Horn-Rimmed and Tortoise Shell: What's the difference?
Our discerning customers often ask us what makes one set of eyeglasses "horn-rimmed" and another "tortoise shell". As you may have already guessed, the origins of both eyewear style names come from the organic materials originally used to make them: animal horns and shells. Prior to being used for eye frames, these materials were valued for centuries due to their unique decorative qualities and durability,. They were used in necklaces, brooches, buttons and other jewelry, and sometimes even on the handles of guns. As eyewear, they first came into use as an alternative to metal rims in the very late 1800's, and became widely popular when silent film comedian Harold Lloyd made his round rimmed frames a signature part of his comedic on-screen persona during the early 20th century.

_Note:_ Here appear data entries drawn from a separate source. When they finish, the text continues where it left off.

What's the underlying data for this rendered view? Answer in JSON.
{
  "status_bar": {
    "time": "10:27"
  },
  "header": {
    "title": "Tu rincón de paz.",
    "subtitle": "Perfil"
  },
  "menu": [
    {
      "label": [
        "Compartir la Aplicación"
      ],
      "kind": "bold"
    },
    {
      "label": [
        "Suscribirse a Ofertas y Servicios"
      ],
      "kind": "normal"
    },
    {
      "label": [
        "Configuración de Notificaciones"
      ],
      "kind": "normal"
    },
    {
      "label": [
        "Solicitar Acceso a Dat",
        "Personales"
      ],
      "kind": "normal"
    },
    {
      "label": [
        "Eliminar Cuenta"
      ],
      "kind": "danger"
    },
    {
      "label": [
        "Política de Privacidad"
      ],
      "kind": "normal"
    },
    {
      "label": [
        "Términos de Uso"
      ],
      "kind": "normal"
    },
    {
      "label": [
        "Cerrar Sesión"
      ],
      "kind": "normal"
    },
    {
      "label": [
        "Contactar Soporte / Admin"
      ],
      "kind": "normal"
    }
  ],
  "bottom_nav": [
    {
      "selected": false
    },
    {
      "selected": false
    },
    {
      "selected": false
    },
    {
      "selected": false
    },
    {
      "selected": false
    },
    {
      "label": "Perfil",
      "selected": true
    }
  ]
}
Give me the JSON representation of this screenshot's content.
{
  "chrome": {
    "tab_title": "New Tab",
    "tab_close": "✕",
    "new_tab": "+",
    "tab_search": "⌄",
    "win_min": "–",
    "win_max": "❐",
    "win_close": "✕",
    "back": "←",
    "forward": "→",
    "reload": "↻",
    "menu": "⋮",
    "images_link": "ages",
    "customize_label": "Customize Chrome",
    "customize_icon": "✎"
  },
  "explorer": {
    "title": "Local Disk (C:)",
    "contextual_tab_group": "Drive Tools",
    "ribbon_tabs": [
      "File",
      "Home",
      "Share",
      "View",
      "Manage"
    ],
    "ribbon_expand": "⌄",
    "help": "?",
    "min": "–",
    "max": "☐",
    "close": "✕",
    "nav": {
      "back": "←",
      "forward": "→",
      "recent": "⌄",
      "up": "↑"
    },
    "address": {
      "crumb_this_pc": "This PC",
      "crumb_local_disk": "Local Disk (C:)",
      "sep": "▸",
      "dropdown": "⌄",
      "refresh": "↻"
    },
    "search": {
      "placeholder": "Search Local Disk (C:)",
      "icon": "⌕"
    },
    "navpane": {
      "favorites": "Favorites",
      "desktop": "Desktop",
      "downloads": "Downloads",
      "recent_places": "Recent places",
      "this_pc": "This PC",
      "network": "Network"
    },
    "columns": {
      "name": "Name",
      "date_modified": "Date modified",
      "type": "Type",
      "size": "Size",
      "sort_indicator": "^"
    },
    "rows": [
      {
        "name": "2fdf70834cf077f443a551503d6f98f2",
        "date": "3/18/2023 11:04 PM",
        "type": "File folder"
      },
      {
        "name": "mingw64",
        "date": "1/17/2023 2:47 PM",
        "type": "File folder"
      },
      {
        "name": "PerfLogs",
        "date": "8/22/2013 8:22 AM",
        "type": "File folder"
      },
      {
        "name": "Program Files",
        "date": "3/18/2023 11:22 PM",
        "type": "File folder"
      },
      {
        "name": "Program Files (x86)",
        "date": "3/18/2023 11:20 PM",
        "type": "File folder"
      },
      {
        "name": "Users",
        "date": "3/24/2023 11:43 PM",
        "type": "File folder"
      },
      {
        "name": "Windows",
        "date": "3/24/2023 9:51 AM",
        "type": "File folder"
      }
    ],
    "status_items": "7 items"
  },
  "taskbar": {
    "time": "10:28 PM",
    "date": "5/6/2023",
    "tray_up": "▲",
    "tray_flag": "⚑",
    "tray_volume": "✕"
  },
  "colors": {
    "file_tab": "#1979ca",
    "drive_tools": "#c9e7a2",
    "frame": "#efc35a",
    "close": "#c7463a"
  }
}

Bicycles frames are an updated version of the frames Harold Lloyd made famous in his silent films.
Authentic tortoise shell and horn-rimmed glasses remained popular through the 1920s, but they proved to be prone to breaking, especially after being exposed to sunlight for extended periods. As plastics came into more common use in the 1940s and 50s, they supplanted tortoise shell as a more flexible and durable eyeglass frame, and the tortoise shell/horn-rim style exploded in popularity.
Though the names are generally synonymous and the materials -- often cellulose acetate -- used to produce them are the same, horn-rimmed glasses are generally thought of as having thicker rims and being in the beige, brown, umber or dark brown range, while tortoise shell frames are considered thinner and will often have a more colorful range and more varied patterns But over the years both horn rim and tortoise shell have been blended together, and have practically become synonymous.
Regardless of the style name, you'll fine plenty of beautiful horn-rimmed and tortoise shell frames in our collection.